# corruption perceptions index.

The Corruption Perceptions Index (CPI) is a rough metric for political and corporate corruption created by Transparency International (TI), a German anti-corruption NGO Each year, TI releases a score ranging from 0 to 100 for each country. Low scores correspond to high levels of corruption, and vice versa. Corruption is broadly defined as misuse of public power for private gain.

Scores are derived from between 3 to 11 external reports or surveys that provide some measurement for corruption. They are calculated as follows:

Each source is then standardised to be compatible with other available sources, for aggregation to the CPI scale. The standardisation converts all the data sources to a scale of 0-100 where a 0 = highest level of perceived corruption, and 100 = lowest level of perceived corruption.

Any source that is scaled such that lower scores represent lower levels of corruption must first be reversed. This is done by multiplying every score in the data set by -1.

Every score is then standardised (to a z score) by subtracting the mean of the data and dividing by the standard deviation.
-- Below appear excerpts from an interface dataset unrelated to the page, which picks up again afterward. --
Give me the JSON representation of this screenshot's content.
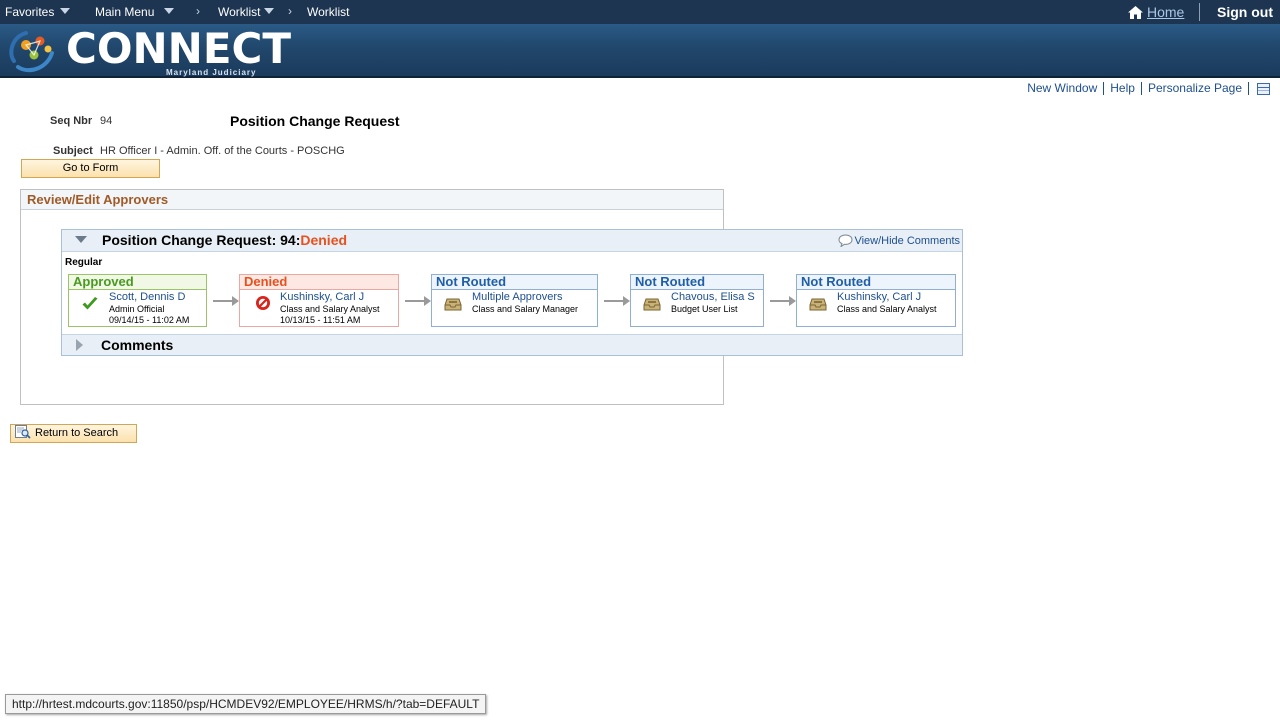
{
  "topnav": {
    "favorites": "Favorites",
    "main_menu": "Main Menu",
    "crumb1": "Worklist",
    "crumb2": "Worklist",
    "home": "Home",
    "sign_out": "Sign out"
  },
  "banner": {
    "logo_text": "CONNECT",
    "logo_subtitle": "Maryland Judiciary"
  },
  "pagelinks": {
    "new_window": "New Window",
    "help": "Help",
    "personalize": "Personalize Page"
  },
  "form": {
    "seq_label": "Seq Nbr",
    "seq_value": "94",
    "title": "Position Change Request",
    "subject_label": "Subject",
    "subject_value": "HR Officer I - Admin. Off. of the Courts - POSCHG",
    "go_to_form": "Go to Form"
  },
  "review": {
    "heading": "Review/Edit Approvers",
    "approval_title": "Position Change Request: 94:",
    "approval_status": "Denied",
    "view_hide_comments": "View/Hide Comments",
    "path_label": "Regular",
    "steps": [
      {
        "status": "Approved",
        "name": "Scott, Dennis D",
        "role": "Admin Official",
        "date": "09/14/15 - 11:02 AM"
      },
      {
        "status": "Denied",
        "name": "Kushinsky, Carl J",
        "role": "Class and Salary Analyst",
        "date": "10/13/15 - 11:51 AM"
      },
      {
        "status": "Not Routed",
        "name": "Multiple Approvers",
        "role": "Class and Salary Manager",
        "date": ""
      },
      {
        "status": "Not Routed",
        "name": "Chavous, Elisa S",
        "role": "Budget User List",
        "date": ""
      },
      {
        "status": "Not Routed",
        "name": "Kushinsky, Carl J",
        "role": "Class and Salary Analyst",
        "date": ""
      }
    ],
    "comments": "Comments"
  },
  "return_to_search": "Return to Search",
  "status_bar": "http://hrtest.mdcourts.gov:11850/psp/HCMDEV92/EMPLOYEE/HRMS/h/?tab=DEFAULT",
  "colors": {
    "nav_bg": "#1d3550",
    "approved": "#4a9a22",
    "denied": "#e8501e",
    "not_routed": "#1f5fa8",
    "link": "#1f4f8f",
    "section_heading": "#a05a28"
  }
}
This results in a data set centred around 0 and with a standard deviation of 1.

For these z scores to be comparable between data sets, we must define the mean and standard deviation parameters as global parameters. Therefore where a data set covers a limited range of countries, we impute scores for all those countries that are missing in the respective data set. We impute missing values for missing countries in each data set using the statistical software package STATA and, more specifically, the programme’s impute command. This command regresses each data set against the CPI data sources that are at least 50% complete to estimate values for each country that is missing data in each individual data set. This is with the exception of the Bertelsmann Foundation’s Transformation Index data, which is not used for the imputation of the Bertelsmann Foundation’s Sustainable Governance Indicators because there is no overlap in country coverage of these two data sources. The mean and standard deviation for the data set is calculated as an average of the complete data sets and is used as the parameter to standardise the raw data. Importantly, the complete data set with imputed values is used only to generate these parameters and the imputed values themselves are not used as source data for CPI country scores.

Critically, the z scores are calculated using the mean and standard deviation parameters from the imputed 2012 scores. This is so that 2012 is effectively the baseline year for the data and the rescaled scores can be comparable year on year. When new sources enter the index, in order to appropriately reflect changes over time, the rescaling calculation will allow for these to be consistent with 2012 baseline parameters. This is done by first estimating if there has been a global change in the mean and standard deviation since 2012, and then using these new values, which may have deviated from 50 and 20 to rescale the new data set.

The z scores are then rescaled to fit the CPI scale between 0-100. This uses a simple rescaling formula, which sets the mean value of the standardised dataset to approximately 45, and the standard deviation of approximately 20. Any score which exceeds the 0 to 100 boundaries will be capped.

Basically, all external scores are normalized to a mean of 0 and standard deviation of 1, and then they are rescaled to a mean of 45 and standard deviation of 20. The normalized scores for each country are averaged, and the result is the Corruption Perception Index. Look at the figure below to visualize this. The mean of all countries’ CPI for each year is ~45 and standard deviation (the area colored above and below the line) is ~20.

This only applies to reports from 2012 and after. Previous years (1995-2011) used a different normalization scheme. Data from the two groups are not comparable. See below for a time-series for the mean and standard deviation for all countries each year.

By no means is the CPI a rigorous measurement. Of course, any measure of corruption is inherently not rigorous because corruption happens clandestinely. Still, the fact that not every external measure covers all countries and that each country gets different numbers of measurements from different sources undoubtedly skews normalizations.

Also, the normalization step renders changes in CPI scores for each country over time somewhat meaningless. For example, if Denmark maintains is lack of corruption while many corrupt countries become less corrupt, Denmark’s CPI will decrease because the globally elevated corruption scores will reduce the distance it is from the global mean. Another scenario, that the corrupt nations maintain their levels of corruption while Denmark becomes more corrupt, fits the same data. That is very problematic, and it can only be addressed by going though the original raw scores from each source.

And, for the conspiratorially-minded, Transparency International is by no means an organization exempt from pressures from powerful governments.

Still, it’s worth noting some patterns in the data.

For the dataset from 1998-2011, plotted above, the distribution of CPI values becomes more skewed over time toward the largest peak. The smaller peak corresponding to higher CPIs shrinks over time. Questions of whether some countries are overall becoming more or less corrupt cannot be answered by the distribution, but it does establish that countries became more similarly corrupt.

On inspection, changes in CPI distributions from 2012 to 2015 (plotted above) are not apparent.